Support for Juvenile Arthritis Research

Contributed by: AnneMarie Brescia, MD

Prognostic Synovial Biomarkers in Juvenile Idiopathic Arthritis

Juvenile Idiopathic Arthritis (JIA) is the most common pediatric rheumatic disease. There are 7 subsets, one of which, oligoarticular form (oligo-JIA), represents 50% of the cases. Outcome in oligo-JIA is usually benign, but 30% of affected children evolve from persistent oligo-JIA into another form known as extended oligo-JIA, with more joints involved. Since this evolution may entail disability, early prediction of this course is desirable. The aims of this study are to investigate biomarkers to predict disease extension and understanding underlying mechanisms of inflammatory arthritis.

Our previous work has revealed that the RNA being made in fibroblast-like synoviocytes (FLS), cells that reside in the joint, from JIA patients who remained persistent versus those who were destined to extend, is different early in disease, which may be useful for prediction of which patients will extend.
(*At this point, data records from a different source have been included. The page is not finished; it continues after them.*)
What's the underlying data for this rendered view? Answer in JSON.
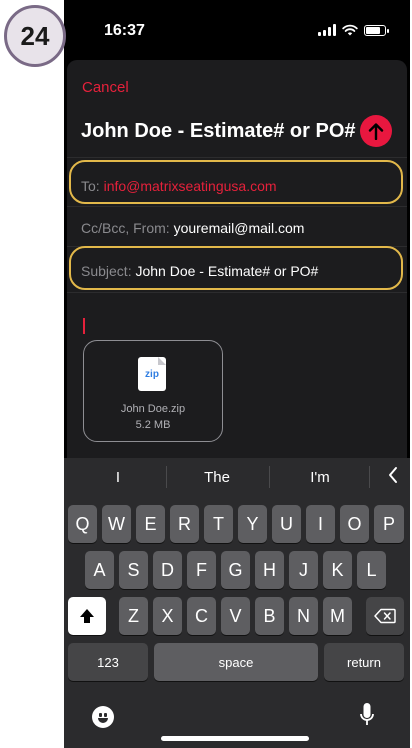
{
  "step": "24",
  "status": {
    "time": "16:37"
  },
  "compose": {
    "cancel": "Cancel",
    "title": "John Doe - Estimate# or PO#",
    "to_label": "To:",
    "to_value": "info@matrixseatingusa.com",
    "cc_label": "Cc/Bcc, From:",
    "cc_value": "youremail@mail.com",
    "subject_label": "Subject:",
    "subject_value": "John Doe - Estimate# or PO#",
    "attachment": {
      "icon_text": "zip",
      "name": "John Doe.zip",
      "size": "5.2 MB"
    }
  },
  "keyboard": {
    "suggestions": [
      "I",
      "The",
      "I'm"
    ],
    "rows": [
      [
        "Q",
        "W",
        "E",
        "R",
        "T",
        "Y",
        "U",
        "I",
        "O",
        "P"
      ],
      [
        "A",
        "S",
        "D",
        "F",
        "G",
        "H",
        "J",
        "K",
        "L"
      ],
      [
        "Z",
        "X",
        "C",
        "V",
        "B",
        "N",
        "M"
      ]
    ],
    "numbers_key": "123",
    "space_key": "space",
    "return_key": "return"
  },
  "colors": {
    "accent": "#e5213b",
    "highlight": "#e2b84a",
    "badge_border": "#7a6a86"
  }
}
Our comparison of RNA of FLS from children with a persistent oligo-JIA course versus those who evolve into extended oligo-JIA revealed many genes with different degrees of activation between these two groups. When activated, these genes tell the cell to make important proteins involved in cell growth, connective tissue development, and inflammation. Using 6 of these genes, we were able to predict prognosis correctly 100% of the time on a small set of blinded samples.

Using these 6 genes as a starting point, we have continued to develop a biomarker panel to distinguish between the persistent and extended oligo-JIA using aspirated synovial fluid, the fluid from inflamed joints. Using the proteins expressed by these six genes, we have measured the levels of these proteins in synovial fluid from persistent and extended oligo-JIA to see which correlate with disease course. We are currently working on blinded validation of these candidate biomarkers on new synovial fluid samples. Our next steps are to make prediction on newly obtained samples.

We are also investigating the role of the TGFbeta signaling pathway in the pathogenesis of JIA. TGFbeta is known to have an important role in the pathogenesis of adult rheumatoid arthritis. We have demonstrated that the FLS are actually secreting markers that chondrocytes, or cartilage cells, secrete. This is very important because it may be indicating that the FLS themselves are actually behaving like chondrocytes, thereby directly contributing to the bony overgrowth seen in JIA. The bony overgrowth is a significant cause of morbidity in JIA, leading to knee deformity and leg length discrepancies.

Much of parental concern surrounding this disease is fear of the unknown: Development of biomarkers allows us to provide families and patients with more complete information regarding prognosis and to make more informed decisions regarding treatment strategies. We are moving forward with validation of biomarker panel to predict prognosis. Addressing juvenile idiopathic arthritis as early as possible to prevent joint damage will in turn significantly improve the long-term functional outcome and life enjoyment of children with arthritis. Demonstrating the role of the TGFbeta signaling pathway in the pathogenesis of JIA has implications for future treatment options. This work has resulted in several scientific publications and has been presented locally in Delaware, regionally and on a national level.

Thank you so much for the support of the Open Net Foundation over the years—you have truly contributed to this project moving forward!